= Task brief =
The records sit below. Return every line in them that holds the word "kind".

------------------------------------

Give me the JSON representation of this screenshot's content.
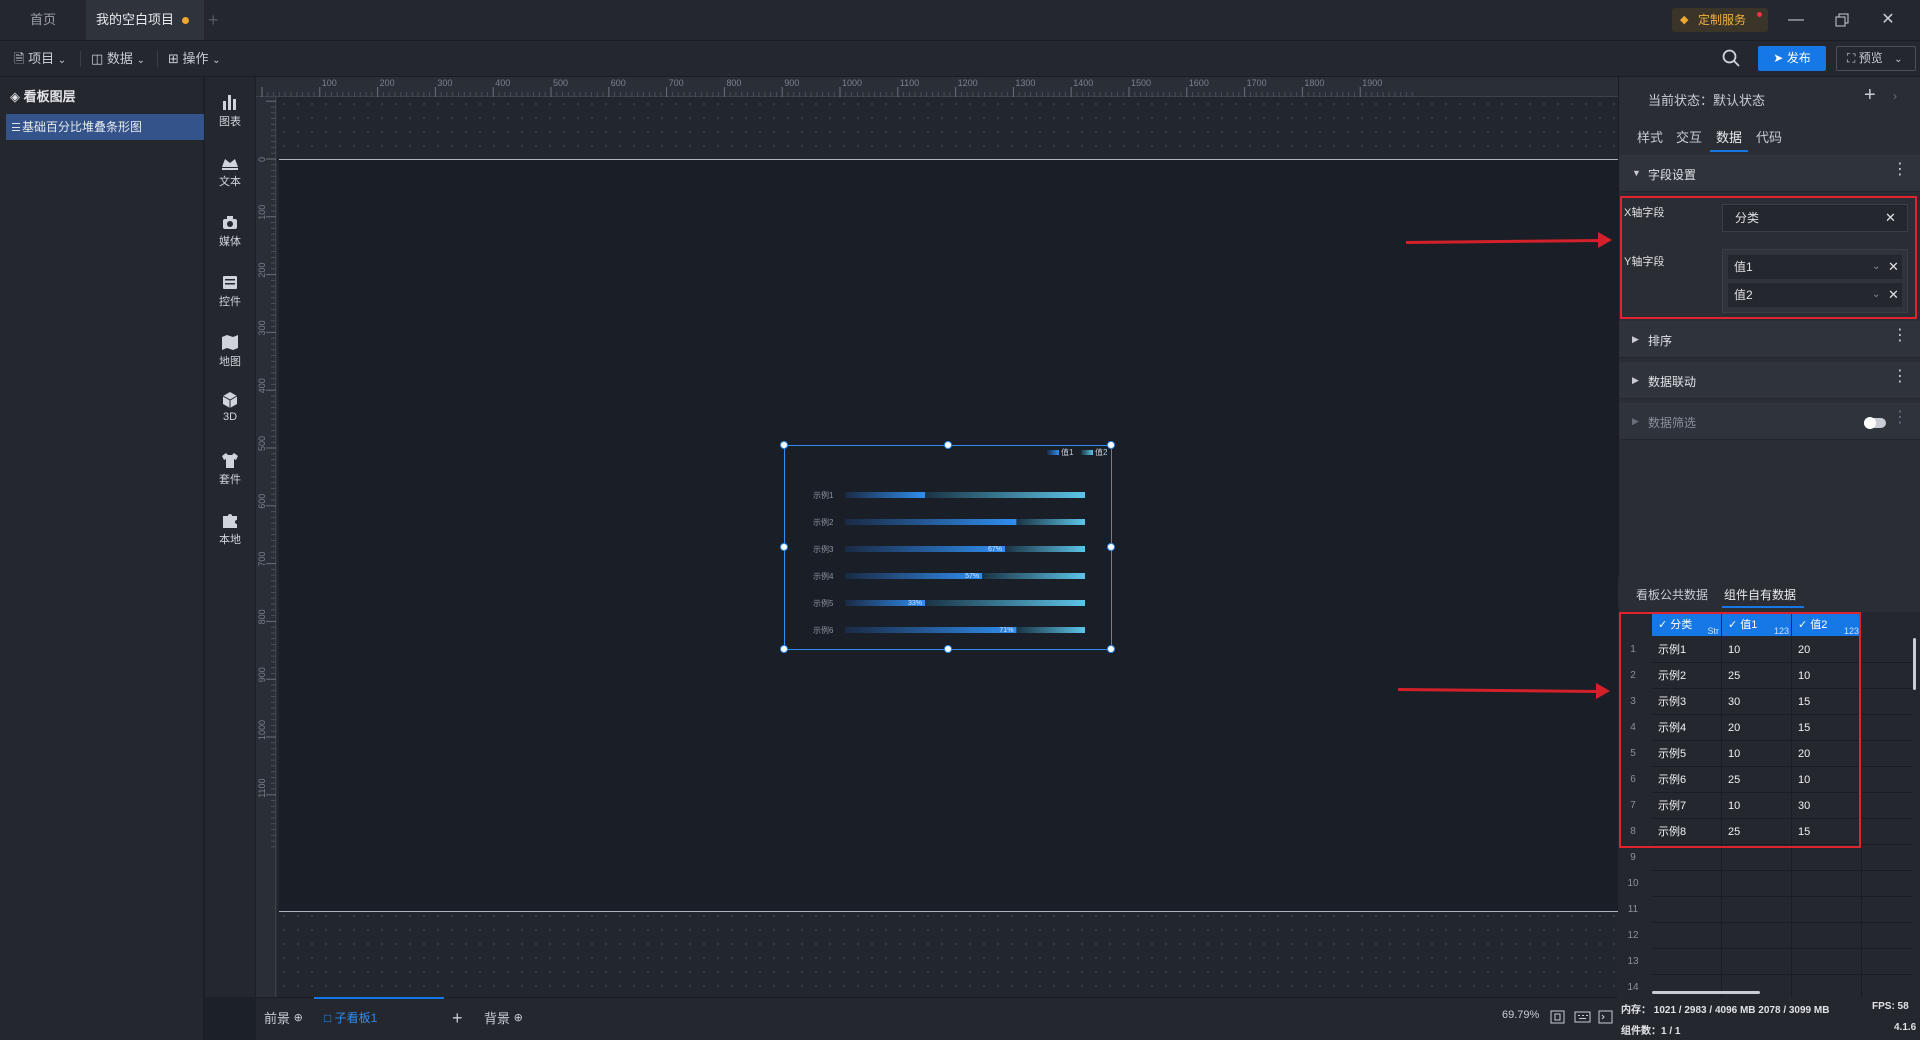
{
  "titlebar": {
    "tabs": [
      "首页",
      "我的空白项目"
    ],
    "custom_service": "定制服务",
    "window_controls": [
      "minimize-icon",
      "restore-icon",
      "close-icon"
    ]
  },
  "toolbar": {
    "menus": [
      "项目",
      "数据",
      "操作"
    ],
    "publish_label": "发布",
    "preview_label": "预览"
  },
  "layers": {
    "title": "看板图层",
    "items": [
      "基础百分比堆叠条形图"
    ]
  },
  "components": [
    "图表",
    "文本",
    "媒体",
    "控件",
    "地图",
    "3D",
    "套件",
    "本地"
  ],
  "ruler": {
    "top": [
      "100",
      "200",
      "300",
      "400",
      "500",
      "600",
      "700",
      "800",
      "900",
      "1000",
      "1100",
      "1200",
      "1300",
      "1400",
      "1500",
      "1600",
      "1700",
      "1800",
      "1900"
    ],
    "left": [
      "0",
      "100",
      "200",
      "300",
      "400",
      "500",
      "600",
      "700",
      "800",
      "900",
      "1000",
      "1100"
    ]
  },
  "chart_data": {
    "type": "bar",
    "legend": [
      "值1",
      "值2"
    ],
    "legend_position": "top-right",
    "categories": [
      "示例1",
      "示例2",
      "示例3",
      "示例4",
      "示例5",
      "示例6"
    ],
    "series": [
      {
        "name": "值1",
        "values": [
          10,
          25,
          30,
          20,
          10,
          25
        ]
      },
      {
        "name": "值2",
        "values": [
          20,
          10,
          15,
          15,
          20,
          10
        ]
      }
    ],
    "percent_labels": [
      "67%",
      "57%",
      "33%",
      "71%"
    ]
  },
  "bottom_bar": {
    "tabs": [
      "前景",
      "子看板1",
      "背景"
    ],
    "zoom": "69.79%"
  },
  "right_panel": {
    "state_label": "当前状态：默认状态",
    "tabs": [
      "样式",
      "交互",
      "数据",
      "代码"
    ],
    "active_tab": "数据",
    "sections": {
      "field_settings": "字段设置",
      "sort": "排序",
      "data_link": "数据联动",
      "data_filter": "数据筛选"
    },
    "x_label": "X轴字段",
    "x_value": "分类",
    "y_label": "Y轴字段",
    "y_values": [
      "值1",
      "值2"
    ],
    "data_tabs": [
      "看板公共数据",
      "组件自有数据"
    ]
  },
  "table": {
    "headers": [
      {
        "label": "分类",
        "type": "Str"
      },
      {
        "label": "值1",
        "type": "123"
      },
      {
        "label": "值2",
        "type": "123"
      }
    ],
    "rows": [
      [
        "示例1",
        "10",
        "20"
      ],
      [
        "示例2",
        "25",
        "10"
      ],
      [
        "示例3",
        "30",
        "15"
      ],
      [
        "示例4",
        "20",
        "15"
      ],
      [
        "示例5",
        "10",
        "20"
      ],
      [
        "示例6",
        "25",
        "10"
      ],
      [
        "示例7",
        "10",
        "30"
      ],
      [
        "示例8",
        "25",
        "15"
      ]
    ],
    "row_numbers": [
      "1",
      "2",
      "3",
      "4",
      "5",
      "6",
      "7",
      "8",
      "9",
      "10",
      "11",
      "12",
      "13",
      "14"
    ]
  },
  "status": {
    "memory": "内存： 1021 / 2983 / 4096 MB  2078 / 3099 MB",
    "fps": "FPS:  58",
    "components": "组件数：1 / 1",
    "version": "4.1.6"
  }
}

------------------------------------

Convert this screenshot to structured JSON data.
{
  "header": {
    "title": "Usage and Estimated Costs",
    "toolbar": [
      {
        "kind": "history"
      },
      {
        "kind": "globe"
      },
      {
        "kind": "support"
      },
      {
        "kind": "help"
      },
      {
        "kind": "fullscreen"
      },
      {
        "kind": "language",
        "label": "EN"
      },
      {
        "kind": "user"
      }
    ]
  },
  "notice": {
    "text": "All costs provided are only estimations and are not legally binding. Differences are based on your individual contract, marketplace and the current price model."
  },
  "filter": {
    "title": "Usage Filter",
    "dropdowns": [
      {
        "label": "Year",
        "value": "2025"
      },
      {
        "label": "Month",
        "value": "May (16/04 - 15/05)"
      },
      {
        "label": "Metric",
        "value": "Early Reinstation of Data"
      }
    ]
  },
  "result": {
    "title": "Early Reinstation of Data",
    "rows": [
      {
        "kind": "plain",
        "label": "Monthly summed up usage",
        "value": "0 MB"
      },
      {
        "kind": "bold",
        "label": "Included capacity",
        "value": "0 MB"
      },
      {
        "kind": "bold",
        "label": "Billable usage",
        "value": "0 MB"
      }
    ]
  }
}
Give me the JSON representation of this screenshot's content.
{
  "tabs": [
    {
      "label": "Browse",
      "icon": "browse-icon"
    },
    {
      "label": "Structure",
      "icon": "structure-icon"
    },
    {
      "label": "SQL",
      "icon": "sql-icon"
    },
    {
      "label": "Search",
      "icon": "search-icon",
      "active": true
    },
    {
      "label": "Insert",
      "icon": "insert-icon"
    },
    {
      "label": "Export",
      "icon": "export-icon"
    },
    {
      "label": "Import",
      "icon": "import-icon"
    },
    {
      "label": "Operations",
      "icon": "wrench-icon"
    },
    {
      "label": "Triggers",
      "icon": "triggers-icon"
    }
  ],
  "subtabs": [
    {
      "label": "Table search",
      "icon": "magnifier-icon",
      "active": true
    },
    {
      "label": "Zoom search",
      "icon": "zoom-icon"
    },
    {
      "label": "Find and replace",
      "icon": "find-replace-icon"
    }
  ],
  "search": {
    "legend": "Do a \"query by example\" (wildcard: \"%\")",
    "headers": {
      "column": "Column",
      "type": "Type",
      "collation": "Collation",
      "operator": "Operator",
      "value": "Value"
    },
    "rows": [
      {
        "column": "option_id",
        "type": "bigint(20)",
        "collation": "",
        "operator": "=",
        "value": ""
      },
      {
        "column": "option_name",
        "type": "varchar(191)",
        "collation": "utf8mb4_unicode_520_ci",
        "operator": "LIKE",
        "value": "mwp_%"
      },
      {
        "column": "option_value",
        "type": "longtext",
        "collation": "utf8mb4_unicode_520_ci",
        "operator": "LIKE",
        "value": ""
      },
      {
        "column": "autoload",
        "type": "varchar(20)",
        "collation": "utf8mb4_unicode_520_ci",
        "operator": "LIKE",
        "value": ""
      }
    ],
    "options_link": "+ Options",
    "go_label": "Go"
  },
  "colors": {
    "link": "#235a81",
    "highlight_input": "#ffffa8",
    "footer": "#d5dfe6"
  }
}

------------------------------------

= Task output =
        "kind": "history"
        "kind": "globe"
        "kind": "support"
        "kind": "help"
        "kind": "fullscreen"
        "kind": "language",
        "kind": "user"
        "kind": "plain",
        "kind": "bold",
        "kind": "bold",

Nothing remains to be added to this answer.